During a one-on-one interview with CNN, Ivanka restated that her father would be "amazing for women." She also spoke about her initiative (which is supported by her father), Women Who Work, which aims to empower women to rise through the professional ranks. She said that companies that do not work to promote equality are "simply going to fall behind," and that her father recognized that a long time ago. In regards to her father's comments towards women, Ivanka said that Trump has been very "misunderstood" during this campaign season. When journalist Poppy Harlow asked directly about Trump's comments toward Carly Fiorina and Megyn Kelly, Ivanka said that "the sensationalism around this was very orchestrated, largely by the media." She admitted that her father is very "blunt" and "direct," but redirected the conversation to his employment practices and the fact that she, a woman, is a high-level executive in his company.

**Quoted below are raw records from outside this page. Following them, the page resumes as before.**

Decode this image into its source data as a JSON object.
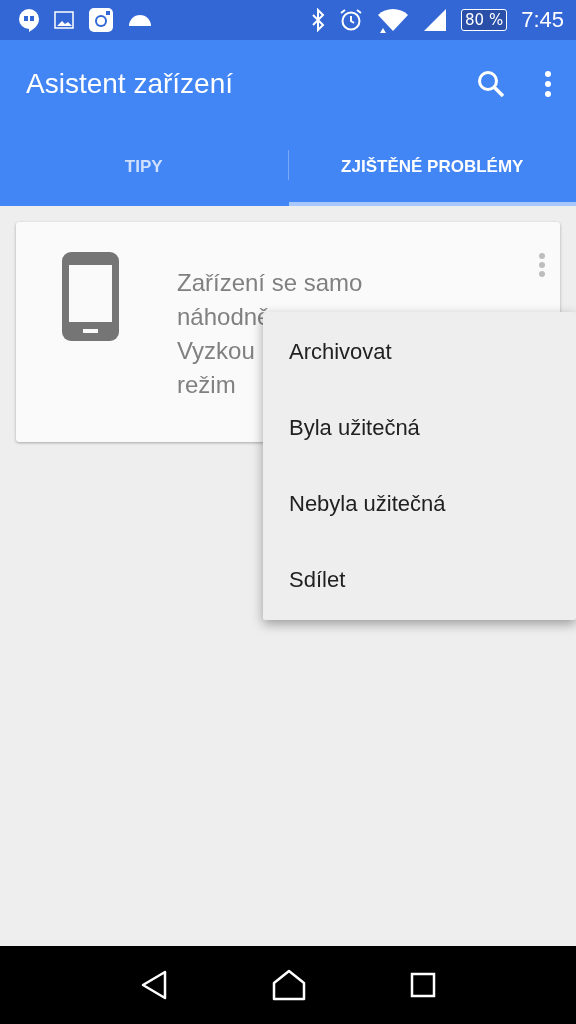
{
  "status_bar": {
    "battery": "80 %",
    "time": "7:45"
  },
  "app_bar": {
    "title": "Asistent zařízení"
  },
  "tabs": [
    {
      "label": "TIPY",
      "selected": false
    },
    {
      "label": "ZJIŠTĚNÉ PROBLÉMY",
      "selected": true
    }
  ],
  "card": {
    "lines": [
      "Zařízení se samo",
      "náhodně",
      "Vyzkou",
      "režim"
    ]
  },
  "menu": {
    "items": [
      "Archivovat",
      "Byla užitečná",
      "Nebyla užitečná",
      "Sdílet"
    ]
  }
}
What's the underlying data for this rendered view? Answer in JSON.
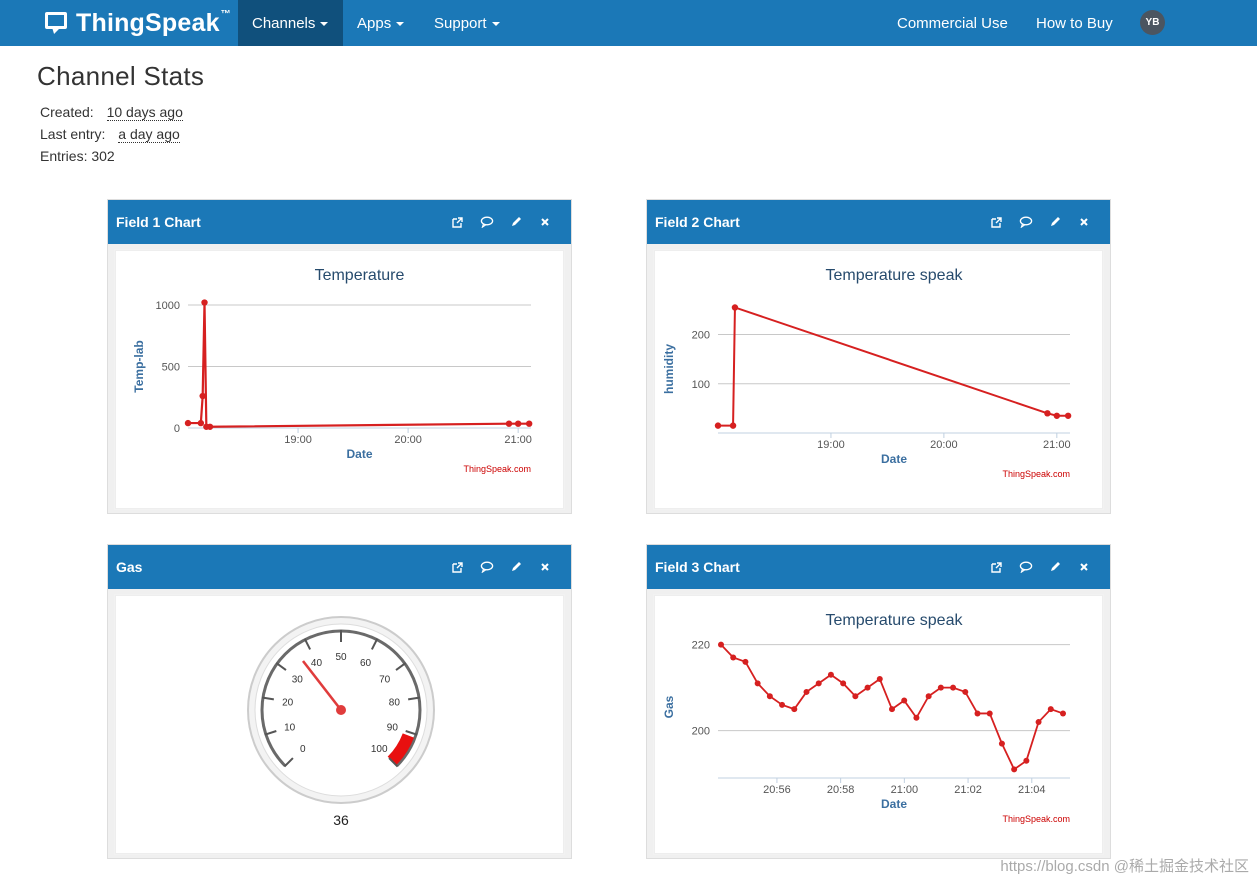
{
  "nav": {
    "brand": "ThingSpeak",
    "brand_tm": "™",
    "items": [
      {
        "label": "Channels"
      },
      {
        "label": "Apps"
      },
      {
        "label": "Support"
      }
    ],
    "right": [
      {
        "label": "Commercial Use"
      },
      {
        "label": "How to Buy"
      }
    ],
    "avatar": "YB"
  },
  "page": {
    "title": "Channel Stats",
    "created_label": "Created:",
    "created_value": "10 days ago",
    "last_entry_label": "Last entry:",
    "last_entry_value": "a day ago",
    "entries": "Entries: 302"
  },
  "panels": {
    "field1": {
      "title": "Field 1 Chart"
    },
    "field2": {
      "title": "Field 2 Chart"
    },
    "gas": {
      "title": "Gas"
    },
    "field3": {
      "title": "Field 3 Chart"
    }
  },
  "credit": "ThingSpeak.com",
  "watermark": "https://blog.csdn @稀土掘金技术社区",
  "colors": {
    "nav": "#1b78b7",
    "series": "#d62020",
    "axis_title": "#3b6fa0"
  },
  "icons": [
    "external-link-icon",
    "comment-icon",
    "pencil-icon",
    "close-icon"
  ],
  "chart_data": [
    {
      "type": "line",
      "title": "Temperature",
      "xlabel": "Date",
      "ylabel": "Temp-lab",
      "x_ticks": [
        "19:00",
        "20:00",
        "21:00"
      ],
      "y_ticks": [
        0,
        500,
        1000
      ],
      "ylim": [
        0,
        1000
      ],
      "grid": true,
      "series": [
        {
          "points": [
            [
              "18:00",
              40
            ],
            [
              "18:07",
              40
            ],
            [
              "18:08",
              260
            ],
            [
              "18:09",
              1020
            ],
            [
              "18:10",
              10
            ],
            [
              "18:12",
              10
            ],
            [
              "20:55",
              35
            ],
            [
              "21:00",
              35
            ],
            [
              "21:06",
              35
            ]
          ]
        }
      ]
    },
    {
      "type": "line",
      "title": "Temperature speak",
      "xlabel": "Date",
      "ylabel": "humidity",
      "x_ticks": [
        "19:00",
        "20:00",
        "21:00"
      ],
      "y_ticks": [
        100,
        200
      ],
      "grid": true,
      "series": [
        {
          "points": [
            [
              "18:00",
              15
            ],
            [
              "18:08",
              15
            ],
            [
              "18:09",
              255
            ],
            [
              "20:55",
              40
            ],
            [
              "21:00",
              35
            ],
            [
              "21:06",
              35
            ]
          ]
        }
      ]
    },
    {
      "type": "gauge",
      "title": "Gas",
      "value": 36,
      "range": [
        0,
        100
      ],
      "tick_labels": [
        "0",
        "10",
        "20",
        "30",
        "40",
        "50",
        "60",
        "70",
        "80",
        "90",
        "100"
      ],
      "red_band": [
        90,
        100
      ]
    },
    {
      "type": "line",
      "title": "Temperature speak",
      "xlabel": "Date",
      "ylabel": "Gas",
      "x_ticks": [
        "20:56",
        "20:58",
        "21:00",
        "21:02",
        "21:04"
      ],
      "y_ticks": [
        200,
        220
      ],
      "grid": true,
      "series": [
        {
          "values": [
            220,
            217,
            216,
            211,
            208,
            206,
            205,
            209,
            211,
            213,
            211,
            208,
            210,
            212,
            205,
            207,
            203,
            208,
            210,
            210,
            209,
            204,
            204,
            197,
            191,
            193,
            202,
            205,
            204
          ]
        }
      ]
    }
  ]
}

A Univision reporter interviews a supporter during a campaign stop for US Republican presidential candidate Donald Trump at the Northwest Washington Fair and Event Center in Lynden, Washington on May 7, 2016. / AFP / Jason Redmond (Photo credit should read JASON REDMOND/AFP/Getty Images)

When asked what Trump would do for women in this country, Ivanka deferred. She said he would be great for women, but could not offer any specifics. She said she would leave the policy positions to her father.